Breaking every prescription of ideal femininity, American actresses of the mid-nineteenth century appeared in public alongside men, financially supported nuclear and extended families, challenged domestic common law, and traveled the globe in the transnational theater market. While these women expanded professional, artistic, and geographic frontiers, they expanded domestic frontiers as well: publicly, actresses used the traditional rhetoric of domesticity to mask their very nontraditional personal lives, instigating historically significant domestic innovations to circumvent the gender constraints of the mid-nineteenth century, reinventing themselves and their families in the process.
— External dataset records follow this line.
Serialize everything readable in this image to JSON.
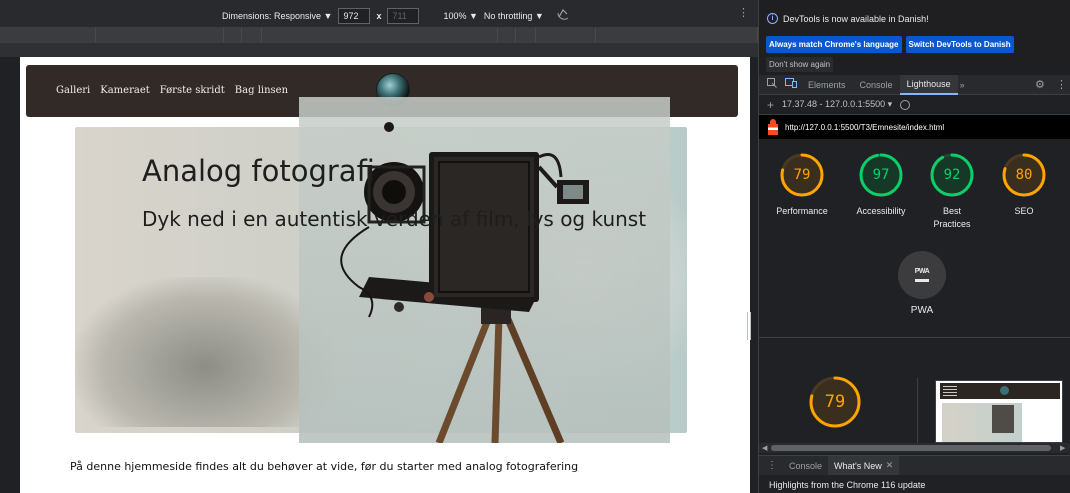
{
  "device_toolbar": {
    "dimensions_label": "Dimensions: Responsive ▼",
    "width": "972",
    "times": "x",
    "height": "711",
    "zoom": "100% ▼",
    "throttling": "No throttling ▼",
    "menu": "⋮"
  },
  "site": {
    "nav": [
      "Galleri",
      "Kameraet",
      "Første skridt",
      "Bag linsen"
    ],
    "hero_title": "Analog fotografi",
    "hero_subtitle": "Dyk ned i en autentisk verden af film, lys og kunst",
    "body_text": "På denne hjemmeside findes alt du behøver at vide, før du starter med analog fotografering"
  },
  "devtools": {
    "info": {
      "message": "DevTools is now available in Danish!",
      "btn_match": "Always match Chrome's language",
      "btn_switch": "Switch DevTools to Danish",
      "dont_show": "Don't show again"
    },
    "tabs": {
      "elements": "Elements",
      "console": "Console",
      "lighthouse": "Lighthouse",
      "more": "»"
    },
    "lighthouse_bar": {
      "report": "17.37.48 - 127.0.0.1:5500 ▾"
    },
    "url": "http://127.0.0.1:5500/T3/Emnesite/index.html",
    "scores": [
      {
        "label": "Performance",
        "value": "79",
        "score": 79,
        "color": "#ffa400"
      },
      {
        "label": "Accessibility",
        "value": "97",
        "score": 97,
        "color": "#0cce6b"
      },
      {
        "label": "Best Practices",
        "value": "92",
        "score": 92,
        "color": "#0cce6b"
      },
      {
        "label": "SEO",
        "value": "80",
        "score": 80,
        "color": "#ffa400"
      }
    ],
    "pwa": {
      "badge": "PWA",
      "label": "PWA"
    },
    "perf_score": {
      "value": "79",
      "score": 79,
      "color": "#ffa400"
    },
    "drawer": {
      "console": "Console",
      "whats_new": "What's New",
      "close": "✕",
      "highlights": "Highlights from the Chrome 116 update"
    }
  }
}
Nan Mullenneaux focuses on the personal and professional lives of more than sixty women who, despite their diverse backgrounds, each made complex conscious and unconscious compromises to create profit and power. Mullenneaux identifies patterns of macro and micro negotiation and reinvention and maps them onto the waves of legal, economic, and social change to identify broader historical links that complicate notions of the influence of gendered power and the definition of feminism; the role of the body/embodiment in race, class, and gender issues; the relevance of family history to the achievements of influential Americans; and national versus inter- and transnational cultural trends. While Staging Family expands our understanding of how nineteenth-century actresses both negotiated power and then hid that power, it also informs contemporary questions of how women juggle professional and personal responsibilities—achieving success in spite of gender constraints and societal expectations.  


Nan Mullenneaux is a lecturer in international writing in Duke University's Thompson Writing Program and Duke Kunshan University.  


"A richly detailed study of the rhetorical and performative strategies employed by nineteenth-century American actresses to construct the public identities as ideal, middle-class domestic women upon which their success depended. The work is solidly grounded in the context of mid-nineteenth-century American nation building, social mobility, and changing roles for women and vividly illustrates the development of a new, distinctive voice and culture for the young republic. Nan Mullenneaux's work is a welcome and highly readable addition to theater scholarship as well as an engaging work of social and women's history in its own right."—Amy Lehman, director of graduate studies, Department of Theatre and Dance at the University of South Carolina